_Problem to solve_: Among the lines below, how many carry the string "JSON"? Reply with a number and nothing else.

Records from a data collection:
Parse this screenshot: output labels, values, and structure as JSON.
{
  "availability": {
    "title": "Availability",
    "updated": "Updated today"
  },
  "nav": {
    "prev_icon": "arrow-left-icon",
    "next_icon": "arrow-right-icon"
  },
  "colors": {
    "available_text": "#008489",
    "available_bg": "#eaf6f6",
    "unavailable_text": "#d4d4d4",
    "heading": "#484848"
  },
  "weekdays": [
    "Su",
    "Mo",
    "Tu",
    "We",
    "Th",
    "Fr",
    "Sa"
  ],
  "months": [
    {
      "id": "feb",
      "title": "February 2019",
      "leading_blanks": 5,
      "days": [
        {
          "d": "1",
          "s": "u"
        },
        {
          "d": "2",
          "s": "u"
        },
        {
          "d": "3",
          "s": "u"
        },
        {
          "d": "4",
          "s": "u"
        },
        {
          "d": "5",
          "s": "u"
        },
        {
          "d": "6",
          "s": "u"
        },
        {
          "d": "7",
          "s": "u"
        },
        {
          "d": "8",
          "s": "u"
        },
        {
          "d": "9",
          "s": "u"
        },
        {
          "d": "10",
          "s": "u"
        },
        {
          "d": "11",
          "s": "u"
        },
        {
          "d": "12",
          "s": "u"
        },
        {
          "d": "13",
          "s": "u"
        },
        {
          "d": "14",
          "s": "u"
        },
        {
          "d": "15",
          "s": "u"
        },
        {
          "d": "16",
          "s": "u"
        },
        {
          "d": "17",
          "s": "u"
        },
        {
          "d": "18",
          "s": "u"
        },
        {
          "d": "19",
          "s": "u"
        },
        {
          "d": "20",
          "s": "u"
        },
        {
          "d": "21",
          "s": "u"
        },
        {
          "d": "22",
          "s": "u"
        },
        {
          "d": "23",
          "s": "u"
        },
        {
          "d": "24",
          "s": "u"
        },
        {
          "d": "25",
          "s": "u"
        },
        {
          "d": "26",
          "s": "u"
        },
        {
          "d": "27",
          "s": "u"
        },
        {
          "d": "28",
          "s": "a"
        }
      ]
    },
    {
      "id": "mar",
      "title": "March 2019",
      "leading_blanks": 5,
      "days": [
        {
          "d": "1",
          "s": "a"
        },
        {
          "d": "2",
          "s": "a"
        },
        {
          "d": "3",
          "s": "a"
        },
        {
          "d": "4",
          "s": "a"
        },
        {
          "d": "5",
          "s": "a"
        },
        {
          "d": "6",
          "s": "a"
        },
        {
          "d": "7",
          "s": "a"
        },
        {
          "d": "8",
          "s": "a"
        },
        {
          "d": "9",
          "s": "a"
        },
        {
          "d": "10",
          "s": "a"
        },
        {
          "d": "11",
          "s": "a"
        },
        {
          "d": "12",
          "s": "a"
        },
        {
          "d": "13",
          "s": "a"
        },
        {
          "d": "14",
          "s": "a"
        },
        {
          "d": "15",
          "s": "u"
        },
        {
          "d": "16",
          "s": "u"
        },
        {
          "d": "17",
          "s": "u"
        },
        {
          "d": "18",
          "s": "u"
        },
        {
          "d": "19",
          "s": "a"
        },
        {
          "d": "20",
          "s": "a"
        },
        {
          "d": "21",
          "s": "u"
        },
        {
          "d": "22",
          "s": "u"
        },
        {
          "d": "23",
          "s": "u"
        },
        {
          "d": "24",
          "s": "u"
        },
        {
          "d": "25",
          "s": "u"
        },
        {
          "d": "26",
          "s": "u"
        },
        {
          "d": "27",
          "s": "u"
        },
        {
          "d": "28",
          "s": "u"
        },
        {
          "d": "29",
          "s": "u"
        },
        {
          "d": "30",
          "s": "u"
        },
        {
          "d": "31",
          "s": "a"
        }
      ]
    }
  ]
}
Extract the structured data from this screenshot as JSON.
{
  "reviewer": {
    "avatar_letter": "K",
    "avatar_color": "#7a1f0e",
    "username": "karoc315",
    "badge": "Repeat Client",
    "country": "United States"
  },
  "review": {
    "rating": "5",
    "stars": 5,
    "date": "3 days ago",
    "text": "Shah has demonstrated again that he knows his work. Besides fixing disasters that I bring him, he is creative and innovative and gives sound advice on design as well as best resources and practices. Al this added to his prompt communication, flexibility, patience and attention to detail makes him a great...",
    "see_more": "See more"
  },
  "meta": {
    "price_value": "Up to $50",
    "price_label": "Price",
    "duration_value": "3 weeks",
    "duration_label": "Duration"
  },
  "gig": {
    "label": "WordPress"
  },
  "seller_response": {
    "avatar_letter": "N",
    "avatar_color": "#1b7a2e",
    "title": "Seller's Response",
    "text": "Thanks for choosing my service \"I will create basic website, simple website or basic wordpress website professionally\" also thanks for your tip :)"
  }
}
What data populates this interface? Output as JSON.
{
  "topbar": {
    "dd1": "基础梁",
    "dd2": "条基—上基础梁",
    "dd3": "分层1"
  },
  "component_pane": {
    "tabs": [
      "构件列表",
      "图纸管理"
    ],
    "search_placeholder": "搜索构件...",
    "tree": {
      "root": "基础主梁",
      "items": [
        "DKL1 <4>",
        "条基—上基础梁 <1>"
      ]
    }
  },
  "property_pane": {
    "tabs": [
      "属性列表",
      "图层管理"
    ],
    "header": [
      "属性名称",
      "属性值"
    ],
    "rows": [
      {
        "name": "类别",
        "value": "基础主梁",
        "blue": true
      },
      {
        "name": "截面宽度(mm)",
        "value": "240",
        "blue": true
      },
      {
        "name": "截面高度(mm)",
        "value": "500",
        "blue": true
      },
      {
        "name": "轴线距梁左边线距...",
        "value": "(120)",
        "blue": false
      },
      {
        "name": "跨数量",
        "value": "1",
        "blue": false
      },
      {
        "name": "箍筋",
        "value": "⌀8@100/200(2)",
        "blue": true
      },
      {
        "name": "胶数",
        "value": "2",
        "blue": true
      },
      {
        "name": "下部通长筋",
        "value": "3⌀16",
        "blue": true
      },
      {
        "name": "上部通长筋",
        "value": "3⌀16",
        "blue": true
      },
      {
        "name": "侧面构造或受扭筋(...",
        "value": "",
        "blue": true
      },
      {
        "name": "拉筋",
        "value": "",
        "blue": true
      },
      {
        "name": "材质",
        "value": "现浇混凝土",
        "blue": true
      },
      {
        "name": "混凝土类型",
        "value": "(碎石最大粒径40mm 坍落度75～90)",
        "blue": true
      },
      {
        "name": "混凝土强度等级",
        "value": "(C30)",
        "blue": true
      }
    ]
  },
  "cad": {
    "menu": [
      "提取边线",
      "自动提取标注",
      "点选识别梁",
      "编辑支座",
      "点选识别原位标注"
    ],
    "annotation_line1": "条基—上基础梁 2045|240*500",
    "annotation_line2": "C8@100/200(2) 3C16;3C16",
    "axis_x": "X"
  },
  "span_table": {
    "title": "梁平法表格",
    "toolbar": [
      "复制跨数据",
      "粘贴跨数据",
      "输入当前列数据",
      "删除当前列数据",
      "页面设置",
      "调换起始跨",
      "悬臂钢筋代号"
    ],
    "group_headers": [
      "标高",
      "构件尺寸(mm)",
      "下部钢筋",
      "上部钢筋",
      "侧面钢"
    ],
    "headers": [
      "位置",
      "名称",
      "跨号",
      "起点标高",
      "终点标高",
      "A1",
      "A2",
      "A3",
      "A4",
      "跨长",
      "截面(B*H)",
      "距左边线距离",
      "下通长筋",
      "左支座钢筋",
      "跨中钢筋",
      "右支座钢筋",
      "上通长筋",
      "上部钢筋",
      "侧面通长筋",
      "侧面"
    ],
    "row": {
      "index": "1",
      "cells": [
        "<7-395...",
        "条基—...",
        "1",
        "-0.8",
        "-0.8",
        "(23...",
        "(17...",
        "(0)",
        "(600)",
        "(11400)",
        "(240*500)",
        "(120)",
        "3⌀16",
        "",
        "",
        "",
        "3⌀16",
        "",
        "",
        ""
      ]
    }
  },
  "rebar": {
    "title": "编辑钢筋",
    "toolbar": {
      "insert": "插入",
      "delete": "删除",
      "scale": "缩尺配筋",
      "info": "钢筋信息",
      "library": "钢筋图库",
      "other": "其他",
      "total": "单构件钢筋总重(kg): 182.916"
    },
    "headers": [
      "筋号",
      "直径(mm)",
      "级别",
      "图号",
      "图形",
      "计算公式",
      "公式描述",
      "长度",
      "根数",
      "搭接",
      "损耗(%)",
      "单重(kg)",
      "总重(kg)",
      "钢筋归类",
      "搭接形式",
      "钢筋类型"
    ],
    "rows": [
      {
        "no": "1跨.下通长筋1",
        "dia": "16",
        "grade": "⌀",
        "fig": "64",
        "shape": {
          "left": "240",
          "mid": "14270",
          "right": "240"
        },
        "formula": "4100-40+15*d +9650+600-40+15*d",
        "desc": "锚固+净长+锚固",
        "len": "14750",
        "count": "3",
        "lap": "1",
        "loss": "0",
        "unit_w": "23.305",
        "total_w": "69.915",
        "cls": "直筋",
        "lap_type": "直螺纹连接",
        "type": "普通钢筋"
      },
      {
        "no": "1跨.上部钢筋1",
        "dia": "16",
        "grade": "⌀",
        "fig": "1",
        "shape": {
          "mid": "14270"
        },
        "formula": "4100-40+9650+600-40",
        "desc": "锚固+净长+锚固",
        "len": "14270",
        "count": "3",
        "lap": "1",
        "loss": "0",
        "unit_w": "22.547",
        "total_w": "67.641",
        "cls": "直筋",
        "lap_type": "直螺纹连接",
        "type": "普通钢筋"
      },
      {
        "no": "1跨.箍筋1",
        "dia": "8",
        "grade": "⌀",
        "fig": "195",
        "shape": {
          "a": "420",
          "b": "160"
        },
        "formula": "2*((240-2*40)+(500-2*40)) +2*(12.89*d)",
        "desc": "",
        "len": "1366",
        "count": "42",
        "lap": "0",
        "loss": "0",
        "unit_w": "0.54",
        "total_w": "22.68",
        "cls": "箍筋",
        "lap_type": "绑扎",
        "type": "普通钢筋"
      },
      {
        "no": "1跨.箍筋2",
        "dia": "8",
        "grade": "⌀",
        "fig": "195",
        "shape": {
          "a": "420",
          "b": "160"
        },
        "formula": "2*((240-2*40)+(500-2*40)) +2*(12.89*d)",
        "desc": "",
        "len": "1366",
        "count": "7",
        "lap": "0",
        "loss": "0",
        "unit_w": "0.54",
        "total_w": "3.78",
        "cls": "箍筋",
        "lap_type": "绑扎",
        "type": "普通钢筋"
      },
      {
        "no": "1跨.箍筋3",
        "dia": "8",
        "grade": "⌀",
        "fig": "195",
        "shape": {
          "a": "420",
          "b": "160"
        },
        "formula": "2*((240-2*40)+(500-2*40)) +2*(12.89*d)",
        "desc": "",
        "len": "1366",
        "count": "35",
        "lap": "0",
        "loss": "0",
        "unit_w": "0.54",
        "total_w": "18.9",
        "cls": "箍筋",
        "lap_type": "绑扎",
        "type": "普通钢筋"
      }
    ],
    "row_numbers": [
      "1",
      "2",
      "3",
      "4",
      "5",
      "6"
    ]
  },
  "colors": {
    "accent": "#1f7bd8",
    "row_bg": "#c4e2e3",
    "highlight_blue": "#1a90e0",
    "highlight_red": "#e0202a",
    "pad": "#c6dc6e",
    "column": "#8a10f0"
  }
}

_Solved problem_: 3